Recently I had the realisation that the ‘time’ aspect of missing Paul is two-fold; yes, the (earthly) Paul I knew is slipping further away in time. But as the hours, days and years roll by, I am actually also coming ever closer to seeing Paul again! And the Paul I next see will not be the ‘earthly’ Paul (with his human faults, frailties and limitations) but a heavenly version. The version of Paul as God intended him to be when He created him. He will be recognisable as my Paul, but he is now eternal. Radiant, stunning, exquisite, faultless – perfect.

Whilst I still struggle daily in so many respects, I try to live in the moment as much as I can. Each day time is passing. We don’t know how long we will be here. The challenge is to find a balance between remembering, treasuring and holding onto the Paul I said goodbye to, who is the other half of me. And looking ahead to the Paul I will know in eternity. With each day, I come closer to that Paul in time.

I read somewhere: “change is never easy; you fight to hold on, and you fight to let go”. So true. I grieve, and my grief still feels so raw, yes even after nearly three and a half years. But I never grieve without hope. Raw grief, raw hope.

P & L dec 2011.C&J

Light and Darkness

Light and Darkness

We are in that period between Christmas and New Year, that time of year which can be so difficult to get through for so many people, for numerous reasons. Many find Christmas a challenge, missing loved ones, juggling family relationships, agreeing where the children should spend their time following a divorce. This year, our family has felt somewhat depleted, as Owen is in Brazil spending three months volunteering with a church there. We are not four, not three, but two. Barny has made a real effort to make our time special (and Owen sent me a gift from Brazil!). But of course Christmas is not about me, my feelings and emotions, it is about the coming into the world of Jesus, the Son of God. I try to focus on that.

At Christmas we are reminded of the contrast between light and darkness, with Christmas lights lighting up trees, shopping centres and homes. In life also we encounter ‘light’ and ‘darkness’, in the circumstances which come our way. At times life may feel like one big ball of light – meeting a husband, getting married, the coming into the world of children. At other times life can feel very dark. Many people can identify with times when they literally feel like they are groping around at the bottom of a very dark, very deep pit, with no way out. The ups and downs of life. “All part of life’s rich pageant” as Paul used to say.
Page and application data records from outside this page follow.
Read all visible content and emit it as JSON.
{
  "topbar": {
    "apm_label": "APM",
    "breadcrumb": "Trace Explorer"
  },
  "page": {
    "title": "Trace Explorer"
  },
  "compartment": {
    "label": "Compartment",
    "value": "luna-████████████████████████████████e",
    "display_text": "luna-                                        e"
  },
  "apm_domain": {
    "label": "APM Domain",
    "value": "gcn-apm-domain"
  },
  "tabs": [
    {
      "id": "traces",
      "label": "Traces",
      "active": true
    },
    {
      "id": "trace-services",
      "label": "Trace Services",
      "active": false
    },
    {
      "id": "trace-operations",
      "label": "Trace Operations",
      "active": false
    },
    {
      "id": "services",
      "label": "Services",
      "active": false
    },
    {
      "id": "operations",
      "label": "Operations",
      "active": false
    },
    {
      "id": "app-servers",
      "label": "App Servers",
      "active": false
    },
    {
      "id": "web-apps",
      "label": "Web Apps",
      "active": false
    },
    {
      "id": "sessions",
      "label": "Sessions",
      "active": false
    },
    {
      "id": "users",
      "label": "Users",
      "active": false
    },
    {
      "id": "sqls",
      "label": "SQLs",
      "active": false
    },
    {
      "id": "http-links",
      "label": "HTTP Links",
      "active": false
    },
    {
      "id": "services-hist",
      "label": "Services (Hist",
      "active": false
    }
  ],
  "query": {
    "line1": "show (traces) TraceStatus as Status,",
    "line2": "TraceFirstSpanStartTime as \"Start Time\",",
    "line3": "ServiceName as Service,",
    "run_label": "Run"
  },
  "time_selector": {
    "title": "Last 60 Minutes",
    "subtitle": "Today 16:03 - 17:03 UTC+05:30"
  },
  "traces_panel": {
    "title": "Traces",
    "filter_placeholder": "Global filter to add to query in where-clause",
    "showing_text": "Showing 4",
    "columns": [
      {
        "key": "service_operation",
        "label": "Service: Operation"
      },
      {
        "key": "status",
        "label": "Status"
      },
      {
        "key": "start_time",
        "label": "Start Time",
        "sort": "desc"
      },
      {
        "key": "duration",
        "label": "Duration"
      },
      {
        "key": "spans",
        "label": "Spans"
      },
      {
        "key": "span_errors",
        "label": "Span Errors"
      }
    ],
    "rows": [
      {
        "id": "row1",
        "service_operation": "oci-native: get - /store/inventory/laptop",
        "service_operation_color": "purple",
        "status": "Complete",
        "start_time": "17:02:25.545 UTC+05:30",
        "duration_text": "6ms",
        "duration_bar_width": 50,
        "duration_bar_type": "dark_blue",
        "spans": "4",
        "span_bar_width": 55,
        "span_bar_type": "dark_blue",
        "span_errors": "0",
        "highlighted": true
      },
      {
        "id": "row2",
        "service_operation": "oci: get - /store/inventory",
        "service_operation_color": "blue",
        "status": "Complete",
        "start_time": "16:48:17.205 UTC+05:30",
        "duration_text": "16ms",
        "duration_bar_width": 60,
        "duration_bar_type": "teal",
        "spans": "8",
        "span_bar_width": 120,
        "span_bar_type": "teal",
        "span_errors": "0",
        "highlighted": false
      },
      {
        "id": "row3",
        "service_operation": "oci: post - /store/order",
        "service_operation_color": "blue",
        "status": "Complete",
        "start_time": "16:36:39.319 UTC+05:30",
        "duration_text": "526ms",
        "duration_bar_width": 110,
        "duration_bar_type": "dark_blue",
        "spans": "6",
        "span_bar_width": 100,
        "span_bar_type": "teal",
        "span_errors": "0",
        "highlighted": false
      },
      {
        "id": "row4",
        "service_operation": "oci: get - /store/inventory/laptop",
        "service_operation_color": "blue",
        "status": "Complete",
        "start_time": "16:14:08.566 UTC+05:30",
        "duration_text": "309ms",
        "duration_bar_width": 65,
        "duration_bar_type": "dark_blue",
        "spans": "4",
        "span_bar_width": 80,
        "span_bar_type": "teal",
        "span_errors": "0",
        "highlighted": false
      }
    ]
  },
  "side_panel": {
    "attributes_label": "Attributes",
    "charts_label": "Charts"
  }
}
Over Christmas the lights in our bathroom stopped working (again!). So we have had to light a candle whenever we needed to use the bathroom. ‘Constitution by candlelight’ as Barny named it. One candle only provides a tiny amount of light, but amazingly it spreads over the whole room, providing just enough light to see what one is doing.

In our kitchen we have a small box of cards, entitled “Keep Calm and Trust God”. We have a family habit of reading one card out at mealtimes when we say grace. One particular card always seems to surface more than the rest. It quotes from Martin Luther King Jr. – “Faith is taking the first step, even when you don’t see the whole staircase”. So often in life, there is only enough light to expose the next step of the journey, but no further. We cannot see any distance into what life has in store for years to come. I’m beginning to think there’s a reason for that. If we actually knew what life was going to bring, we simply may not find the courage to face it.

Jesus said “I am the light of the world, whoever follows me will never walk in darkness, but will have the light of life”. (John 8. 12). According to John 1.5 “The light shines in the darkness, but the darkness has not understood it”. I know this to be true. Darkness can never actually extinguish the light, however black the darkness feels. In the battle between darkness and light, light will always prevail and win. One candle can provide the spark of light needed to see a way forward.

Today is New Years Eve. For me, it feels as if I am standing on the edge of another year, holding a tiny candle, whose flicker provides just enough light for me to be able to take one small step forward. Even though I don’t see the whole staircase.

Paul & Lisa, Jane & Dennis wedding